The popular elastics game from earlier decades is making a comeback, much to the surprise of a Christchurch mum and daughter.
Lydia Tait loved playing elastics when she was a kid so it was the game she turned to when trying to encourage her own children to put down the screens and head outside.
“When I was about nine elastics was definitely my favourite thing to do.”
Elastics is a playground game where children take turns jumps over elastic stretched between two other children’s legs, chanting rhymes including this popular one: England, Ireland Scotland, Wales, inside, outside, puppy dogs tails.
The elastic is gradually raised, starting at the ankles and progressing up the body, as the game goes on.
Tait couldn’t find the game at any shops so decided to buy some elastic and make one herself. It looked a bit plain so she dyed it a bright colour.
Edie, 9, loved it and so did her friends, so they made some for Edie’s friends and then sold some through a community Facebook page.
Seeing its potential, Tait set up a store on an online selling platform and sales of Edie’s Elastics boomed.
Within four hours they had sold 800 elastics, before having to stop taking orders to keep up with demand. They have 200 people on a waiting list, which continues to grow. People from all over the country are buying them and Tait has also had queries from people in Australia.
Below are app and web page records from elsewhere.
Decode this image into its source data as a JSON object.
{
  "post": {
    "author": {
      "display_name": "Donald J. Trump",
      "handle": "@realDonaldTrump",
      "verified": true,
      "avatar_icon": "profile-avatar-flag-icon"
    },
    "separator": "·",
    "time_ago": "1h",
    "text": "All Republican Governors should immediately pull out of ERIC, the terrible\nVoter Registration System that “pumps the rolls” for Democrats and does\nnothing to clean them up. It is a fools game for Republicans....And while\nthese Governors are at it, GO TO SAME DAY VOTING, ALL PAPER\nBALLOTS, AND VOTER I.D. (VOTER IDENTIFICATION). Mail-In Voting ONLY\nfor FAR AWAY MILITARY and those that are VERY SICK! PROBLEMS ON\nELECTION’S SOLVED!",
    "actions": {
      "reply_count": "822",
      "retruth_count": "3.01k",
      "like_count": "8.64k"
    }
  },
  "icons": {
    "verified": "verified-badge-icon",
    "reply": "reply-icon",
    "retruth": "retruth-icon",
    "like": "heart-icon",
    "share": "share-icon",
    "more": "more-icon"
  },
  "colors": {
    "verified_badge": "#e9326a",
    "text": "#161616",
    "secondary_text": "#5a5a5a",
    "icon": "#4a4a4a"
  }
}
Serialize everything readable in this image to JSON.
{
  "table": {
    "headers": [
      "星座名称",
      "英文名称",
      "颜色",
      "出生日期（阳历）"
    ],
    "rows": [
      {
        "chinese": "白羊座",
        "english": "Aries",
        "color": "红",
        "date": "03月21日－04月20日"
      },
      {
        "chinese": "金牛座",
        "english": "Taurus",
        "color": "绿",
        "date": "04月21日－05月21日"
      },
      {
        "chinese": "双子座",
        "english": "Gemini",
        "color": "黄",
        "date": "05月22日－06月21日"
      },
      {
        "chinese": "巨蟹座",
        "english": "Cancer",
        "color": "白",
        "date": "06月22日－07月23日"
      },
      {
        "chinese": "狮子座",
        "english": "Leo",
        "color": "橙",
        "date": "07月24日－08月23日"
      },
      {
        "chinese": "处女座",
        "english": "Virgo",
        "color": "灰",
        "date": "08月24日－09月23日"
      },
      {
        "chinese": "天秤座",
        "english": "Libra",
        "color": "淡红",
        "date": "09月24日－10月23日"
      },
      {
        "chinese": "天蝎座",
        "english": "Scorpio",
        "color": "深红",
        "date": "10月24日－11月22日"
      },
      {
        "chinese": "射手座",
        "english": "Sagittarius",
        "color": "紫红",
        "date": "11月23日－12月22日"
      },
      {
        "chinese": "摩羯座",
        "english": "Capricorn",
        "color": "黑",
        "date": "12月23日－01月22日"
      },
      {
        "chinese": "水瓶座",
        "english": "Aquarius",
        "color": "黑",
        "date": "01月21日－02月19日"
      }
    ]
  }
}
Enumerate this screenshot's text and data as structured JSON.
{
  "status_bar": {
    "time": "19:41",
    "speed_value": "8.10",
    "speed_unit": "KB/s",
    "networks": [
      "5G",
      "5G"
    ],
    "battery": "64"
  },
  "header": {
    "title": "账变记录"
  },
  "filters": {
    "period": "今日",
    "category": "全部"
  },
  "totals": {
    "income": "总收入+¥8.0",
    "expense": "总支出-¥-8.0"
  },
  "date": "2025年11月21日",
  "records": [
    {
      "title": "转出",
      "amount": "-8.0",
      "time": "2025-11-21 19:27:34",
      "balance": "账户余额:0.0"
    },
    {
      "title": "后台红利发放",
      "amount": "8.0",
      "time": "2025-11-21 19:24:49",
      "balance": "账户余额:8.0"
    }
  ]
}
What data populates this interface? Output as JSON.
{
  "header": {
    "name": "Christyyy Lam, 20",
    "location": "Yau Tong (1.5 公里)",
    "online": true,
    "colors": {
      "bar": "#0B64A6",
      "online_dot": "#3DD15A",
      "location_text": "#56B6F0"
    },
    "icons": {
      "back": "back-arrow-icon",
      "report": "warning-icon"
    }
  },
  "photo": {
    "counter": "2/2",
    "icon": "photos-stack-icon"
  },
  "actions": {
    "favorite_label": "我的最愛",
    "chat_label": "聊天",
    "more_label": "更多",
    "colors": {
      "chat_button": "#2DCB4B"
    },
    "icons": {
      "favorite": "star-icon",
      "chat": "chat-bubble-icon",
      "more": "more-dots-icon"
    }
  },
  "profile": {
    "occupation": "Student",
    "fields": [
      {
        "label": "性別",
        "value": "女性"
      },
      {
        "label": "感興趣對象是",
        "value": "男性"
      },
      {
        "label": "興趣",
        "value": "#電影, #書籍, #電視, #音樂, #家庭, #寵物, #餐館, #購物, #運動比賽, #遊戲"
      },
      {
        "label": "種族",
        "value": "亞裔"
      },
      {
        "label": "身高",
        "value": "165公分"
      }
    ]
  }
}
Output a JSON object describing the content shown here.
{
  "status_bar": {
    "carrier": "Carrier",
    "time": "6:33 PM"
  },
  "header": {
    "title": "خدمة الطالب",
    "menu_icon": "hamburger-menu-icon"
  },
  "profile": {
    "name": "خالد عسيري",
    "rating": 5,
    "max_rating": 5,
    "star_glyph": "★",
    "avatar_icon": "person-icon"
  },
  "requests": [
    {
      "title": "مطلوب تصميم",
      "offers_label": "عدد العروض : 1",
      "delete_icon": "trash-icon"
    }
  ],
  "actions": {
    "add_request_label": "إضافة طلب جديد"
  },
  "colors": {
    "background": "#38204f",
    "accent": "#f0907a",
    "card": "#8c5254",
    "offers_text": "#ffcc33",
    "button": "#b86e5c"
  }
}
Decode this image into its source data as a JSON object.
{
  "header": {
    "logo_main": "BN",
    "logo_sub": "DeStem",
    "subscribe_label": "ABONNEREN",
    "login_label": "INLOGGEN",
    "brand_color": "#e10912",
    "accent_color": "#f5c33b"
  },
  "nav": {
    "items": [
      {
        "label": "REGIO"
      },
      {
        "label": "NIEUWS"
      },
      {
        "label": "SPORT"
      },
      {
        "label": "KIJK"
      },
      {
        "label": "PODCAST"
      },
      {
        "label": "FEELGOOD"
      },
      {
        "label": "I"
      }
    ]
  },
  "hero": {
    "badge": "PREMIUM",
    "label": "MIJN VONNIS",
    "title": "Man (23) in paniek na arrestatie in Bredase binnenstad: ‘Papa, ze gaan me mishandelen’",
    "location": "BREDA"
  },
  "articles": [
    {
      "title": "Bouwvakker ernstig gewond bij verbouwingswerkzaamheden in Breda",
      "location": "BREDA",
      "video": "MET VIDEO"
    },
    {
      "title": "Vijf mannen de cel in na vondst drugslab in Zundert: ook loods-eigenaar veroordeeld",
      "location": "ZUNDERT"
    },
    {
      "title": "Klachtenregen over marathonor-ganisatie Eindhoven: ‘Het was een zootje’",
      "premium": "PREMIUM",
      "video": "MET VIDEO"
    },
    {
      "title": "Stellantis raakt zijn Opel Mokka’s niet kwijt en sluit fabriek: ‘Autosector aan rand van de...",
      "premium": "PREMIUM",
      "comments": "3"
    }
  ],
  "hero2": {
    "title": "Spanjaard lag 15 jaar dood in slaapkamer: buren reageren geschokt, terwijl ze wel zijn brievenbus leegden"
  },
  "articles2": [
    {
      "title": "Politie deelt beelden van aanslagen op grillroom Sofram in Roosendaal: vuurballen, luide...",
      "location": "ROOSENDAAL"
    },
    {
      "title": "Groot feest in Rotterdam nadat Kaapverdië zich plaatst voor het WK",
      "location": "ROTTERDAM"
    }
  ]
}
The whole family has now been roped in to help, including Tait’s husband Jodie and their son Roman, 7.
“We had a whole production line last night. We do the dyeing on the stove top. I do the sewing and Edie packages them together.”
She never expected the idea to grow into a business, but the whole exercise has been a good way to show Edie and Roman what goes into running a business and making money.
They make “a little bit” of profit from each elastic and the money goes into Edie’s bank account.
When asked what she plans to do with the money, Edie said she wants to buy a car when she is older.
As well as making them, Tait loves getting out there and playing the game with the kids.
“It’s much harder now as an adult, so much harder.”
She would love the business to keep growing and is now thinking about what other old-school games they could bring back.